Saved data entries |
[Start of section]
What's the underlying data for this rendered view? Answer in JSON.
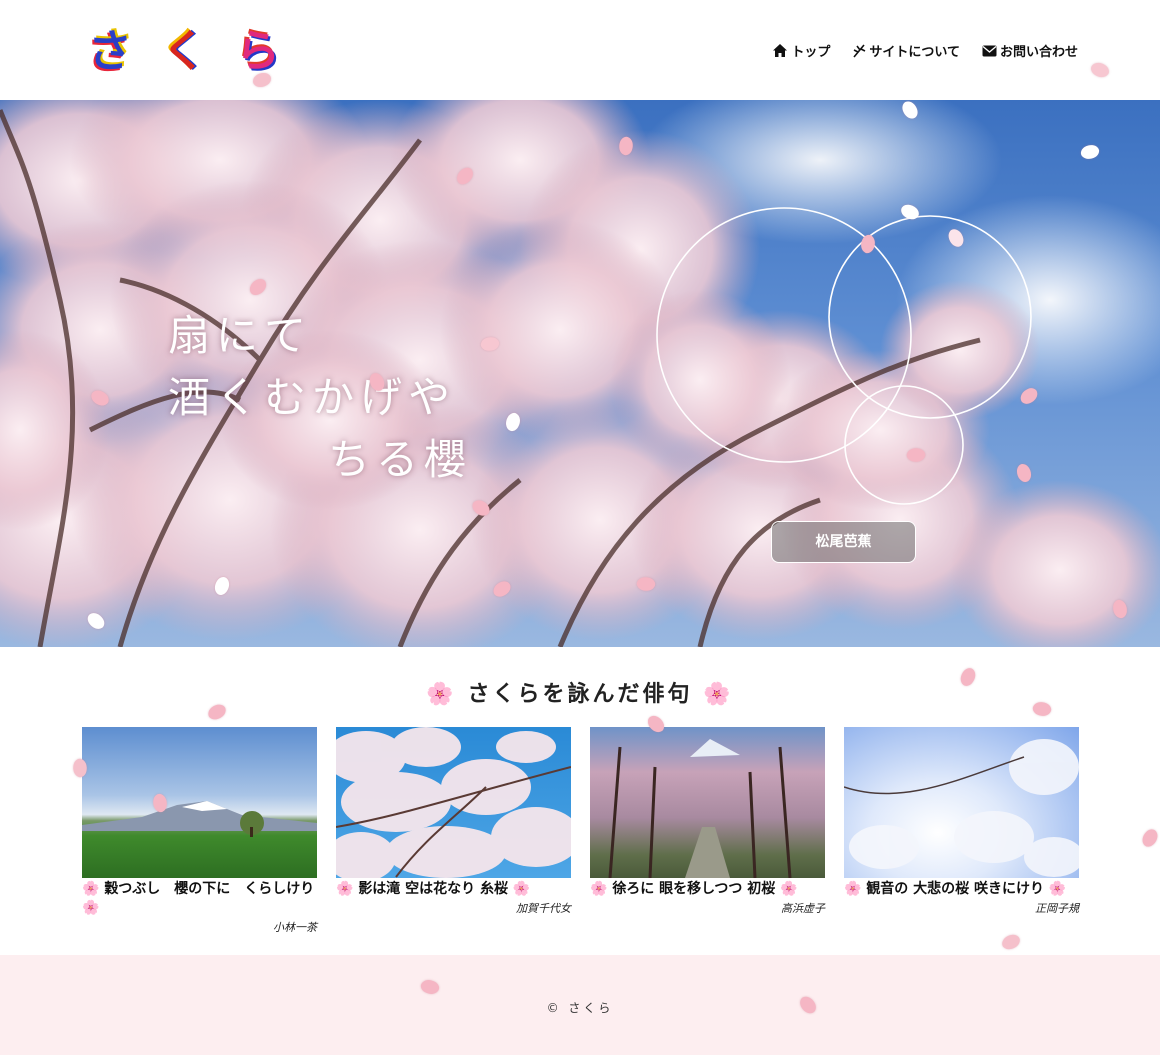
{
  "header": {
    "logo_chars": [
      "さ",
      "く",
      "ら"
    ],
    "nav": [
      {
        "label": "トップ",
        "icon": "home-icon"
      },
      {
        "label": "サイトについて",
        "icon": "sakura-branch-icon"
      },
      {
        "label": "お問い合わせ",
        "icon": "mail-icon"
      }
    ]
  },
  "hero": {
    "poem_lines": [
      "扇にて",
      "酒くむかげや",
      "ちる櫻"
    ],
    "author_button": "松尾芭蕉"
  },
  "section": {
    "title": "さくらを詠んだ俳句",
    "title_icon": "cherry-blossom-icon"
  },
  "haiku": [
    {
      "text": "穀つぶし　櫻の下に　くらしけり",
      "author": "小林一茶",
      "image": "mountain-field-photo"
    },
    {
      "text": "影は滝 空は花なり 糸桜",
      "author": "加賀千代女",
      "image": "blossom-sky-photo"
    },
    {
      "text": "徐ろに 眼を移しつつ 初桜",
      "author": "高浜虚子",
      "image": "blossom-avenue-photo"
    },
    {
      "text": "観音の 大悲の桜 咲きにけり",
      "author": "正岡子規",
      "image": "blossom-closeup-photo"
    }
  ],
  "footer": {
    "copyright": "© さくら"
  },
  "colors": {
    "accent_pink": "#f5b6c4",
    "footer_bg": "#fdeef0",
    "sky_blue": "#3b70c0"
  }
}
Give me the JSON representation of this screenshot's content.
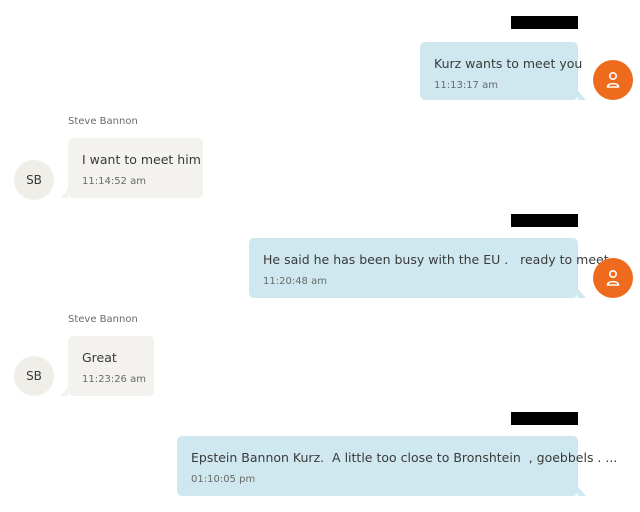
{
  "conversation": {
    "messages": [
      {
        "direction": "outgoing",
        "text": "Kurz wants to meet you",
        "time": "11:13:17 am",
        "sender_redacted": true
      },
      {
        "direction": "incoming",
        "sender": "Steve Bannon",
        "initials": "SB",
        "text": "I want to meet him",
        "time": "11:14:52 am"
      },
      {
        "direction": "outgoing",
        "text": "He said he has been busy with the EU .   ready to meet",
        "time": "11:20:48 am",
        "sender_redacted": true
      },
      {
        "direction": "incoming",
        "sender": "Steve Bannon",
        "initials": "SB",
        "text": "Great",
        "time": "11:23:26 am"
      },
      {
        "direction": "outgoing",
        "text": "Epstein Bannon Kurz.  A little too close to Bronshtein  , goebbels . ...",
        "time": "01:10:05 pm",
        "sender_redacted": true
      }
    ]
  },
  "icons": {
    "user_avatar": "person-icon"
  },
  "colors": {
    "outgoing_bubble": "#cfe8ef",
    "incoming_bubble": "#f3f2ee",
    "user_avatar": "#ee6a1c",
    "contact_avatar": "#efeee8",
    "redaction": "#000000"
  }
}
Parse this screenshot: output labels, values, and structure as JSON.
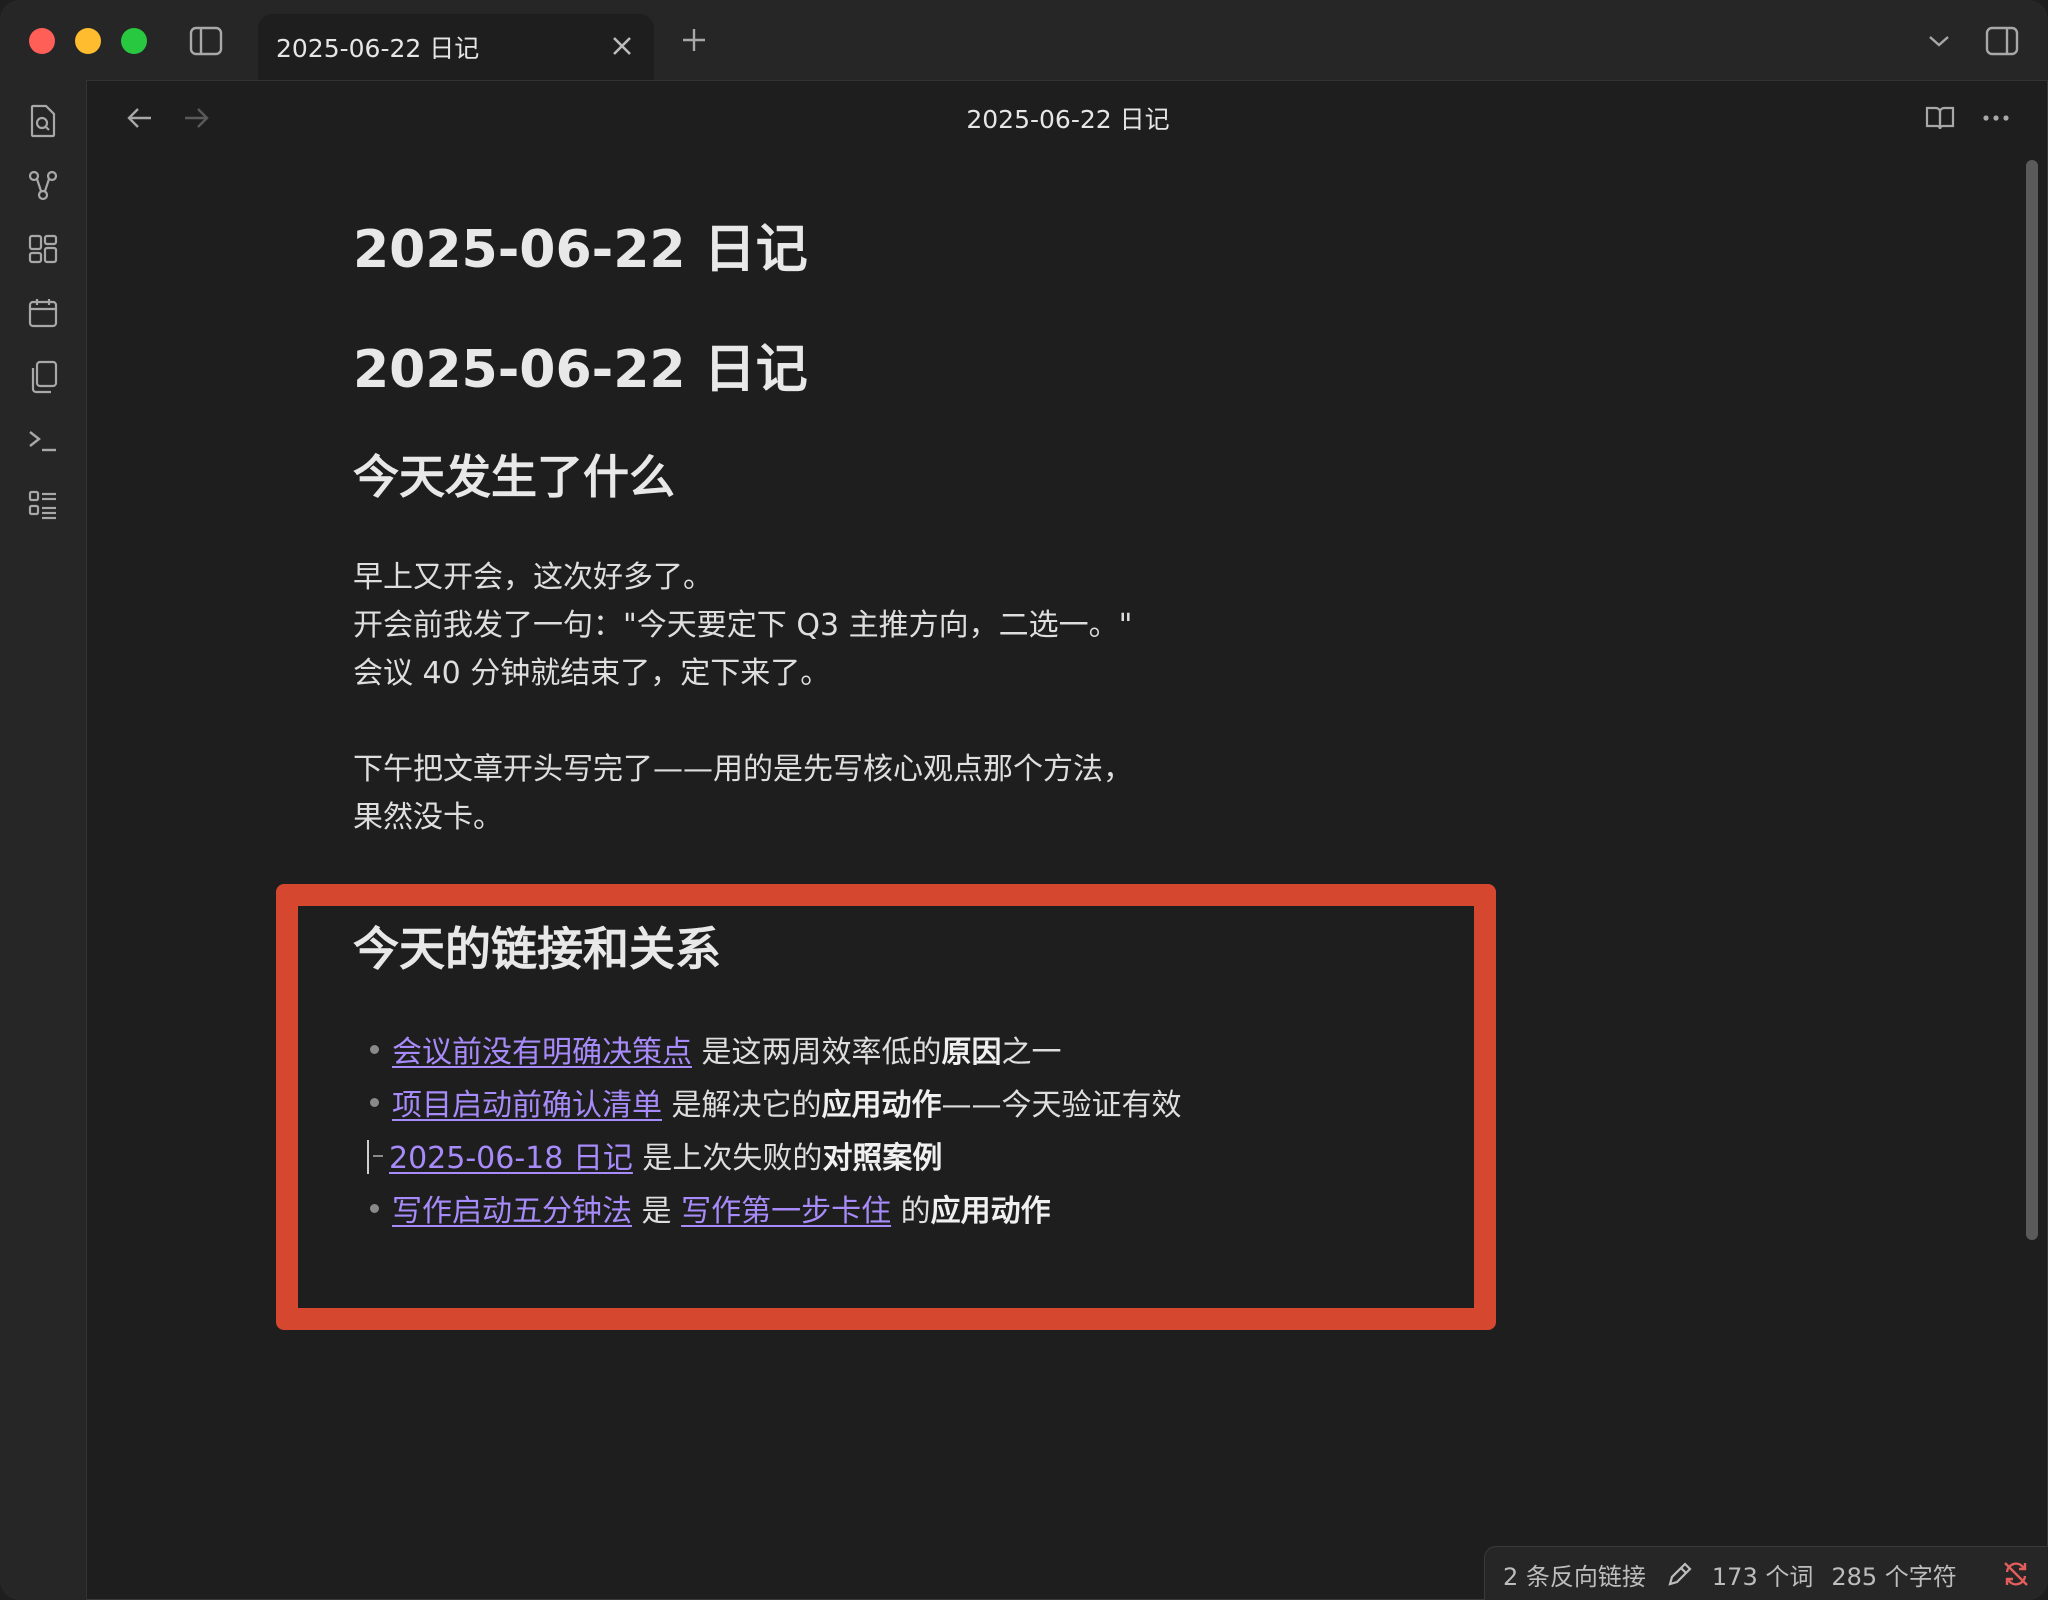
{
  "window": {
    "tab_title": "2025-06-22 日记",
    "doc_title": "2025-06-22 日记"
  },
  "note": {
    "title": "2025-06-22 日记",
    "heading1": "2025-06-22 日记",
    "section1_heading": "今天发生了什么",
    "para1": [
      "早上又开会，这次好多了。",
      "开会前我发了一句：\"今天要定下 Q3 主推方向，二选一。\"",
      "会议 40 分钟就结束了，定下来了。"
    ],
    "para2": [
      "下午把文章开头写完了——用的是先写核心观点那个方法，",
      "果然没卡。"
    ],
    "section2_heading": "今天的链接和关系",
    "links": [
      {
        "link": "会议前没有明确决策点",
        "text1": " 是这两周效率低的",
        "bold1": "原因",
        "text2": "之一"
      },
      {
        "link": "项目启动前确认清单",
        "text1": " 是解决它的",
        "bold1": "应用动作",
        "text2": "——今天验证有效"
      },
      {
        "link": "2025-06-18 日记",
        "text1": " 是上次失败的",
        "bold1": "对照案例",
        "text2": ""
      },
      {
        "link": "写作启动五分钟法",
        "mid": " 是 ",
        "link2": "写作第一步卡住",
        "text1": " 的",
        "bold1": "应用动作"
      }
    ]
  },
  "status_bar": {
    "backlinks": "2 条反向链接",
    "words": "173 个词",
    "chars": "285 个字符"
  },
  "colors": {
    "link": "#a88bfa",
    "highlight_border": "#d6472f",
    "background": "#1e1e1e"
  }
}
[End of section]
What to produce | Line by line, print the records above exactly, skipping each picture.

Written reply |
What's the underlying data for this rendered view? Answer in JSON.
{
  "header": {
    "logo_chars": [
      "さ",
      "く",
      "ら"
    ],
    "nav": [
      {
        "label": "トップ",
        "icon": "home-icon"
      },
      {
        "label": "サイトについて",
        "icon": "sakura-branch-icon"
      },
      {
        "label": "お問い合わせ",
        "icon": "mail-icon"
      }
    ]
  },
  "hero": {
    "poem_lines": [
      "扇にて",
      "酒くむかげや",
      "ちる櫻"
    ],
    "author_button": "松尾芭蕉"
  },
  "section": {
    "title": "さくらを詠んだ俳句",
    "title_icon": "cherry-blossom-icon"
  },
  "haiku": [
    {
      "text": "穀つぶし　櫻の下に　くらしけり",
      "author": "小林一茶",
      "image": "mountain-field-photo"
    },
    {
      "text": "影は滝 空は花なり 糸桜",
      "author": "加賀千代女",
      "image": "blossom-sky-photo"
    },
    {
      "text": "徐ろに 眼を移しつつ 初桜",
      "author": "高浜虚子",
      "image": "blossom-avenue-photo"
    },
    {
      "text": "観音の 大悲の桜 咲きにけり",
      "author": "正岡子規",
      "image": "blossom-closeup-photo"
    }
  ],
  "footer": {
    "copyright": "© さくら"
  },
  "colors": {
    "accent_pink": "#f5b6c4",
    "footer_bg": "#fdeef0",
    "sky_blue": "#3b70c0"
  }
}
Give me the JSON representation of this screenshot's content.
{
  "conversation": {
    "messages": [
      {
        "direction": "outgoing",
        "text": "Kurz wants to meet you",
        "time": "11:13:17 am",
        "sender_redacted": true
      },
      {
        "direction": "incoming",
        "sender": "Steve Bannon",
        "initials": "SB",
        "text": "I want to meet him",
        "time": "11:14:52 am"
      },
      {
        "direction": "outgoing",
        "text": "He said he has been busy with the EU .   ready to meet",
        "time": "11:20:48 am",
        "sender_redacted": true
      },
      {
        "direction": "incoming",
        "sender": "Steve Bannon",
        "initials": "SB",
        "text": "Great",
        "time": "11:23:26 am"
      },
      {
        "direction": "outgoing",
        "text": "Epstein Bannon Kurz.  A little too close to Bronshtein  , goebbels . ...",
        "time": "01:10:05 pm",
        "sender_redacted": true
      }
    ]
  },
  "icons": {
    "user_avatar": "person-icon"
  },
  "colors": {
    "outgoing_bubble": "#cfe8ef",
    "incoming_bubble": "#f3f2ee",
    "user_avatar": "#ee6a1c",
    "contact_avatar": "#efeee8",
    "redaction": "#000000"
  }
}
Parse this screenshot: output labels, values, and structure as JSON.
{
  "window": {
    "tab_title": "2025-06-22 日记",
    "doc_title": "2025-06-22 日记"
  },
  "note": {
    "title": "2025-06-22 日记",
    "heading1": "2025-06-22 日记",
    "section1_heading": "今天发生了什么",
    "para1": [
      "早上又开会，这次好多了。",
      "开会前我发了一句：\"今天要定下 Q3 主推方向，二选一。\"",
      "会议 40 分钟就结束了，定下来了。"
    ],
    "para2": [
      "下午把文章开头写完了——用的是先写核心观点那个方法，",
      "果然没卡。"
    ],
    "section2_heading": "今天的链接和关系",
    "links": [
      {
        "link": "会议前没有明确决策点",
        "text1": " 是这两周效率低的",
        "bold1": "原因",
        "text2": "之一"
      },
      {
        "link": "项目启动前确认清单",
        "text1": " 是解决它的",
        "bold1": "应用动作",
        "text2": "——今天验证有效"
      },
      {
        "link": "2025-06-18 日记",
        "text1": " 是上次失败的",
        "bold1": "对照案例",
        "text2": ""
      },
      {
        "link": "写作启动五分钟法",
        "mid": " 是 ",
        "link2": "写作第一步卡住",
        "text1": " 的",
        "bold1": "应用动作"
      }
    ]
  },
  "status_bar": {
    "backlinks": "2 条反向链接",
    "words": "173 个词",
    "chars": "285 个字符"
  },
  "colors": {
    "link": "#a88bfa",
    "highlight_border": "#d6472f",
    "background": "#1e1e1e"
  }
}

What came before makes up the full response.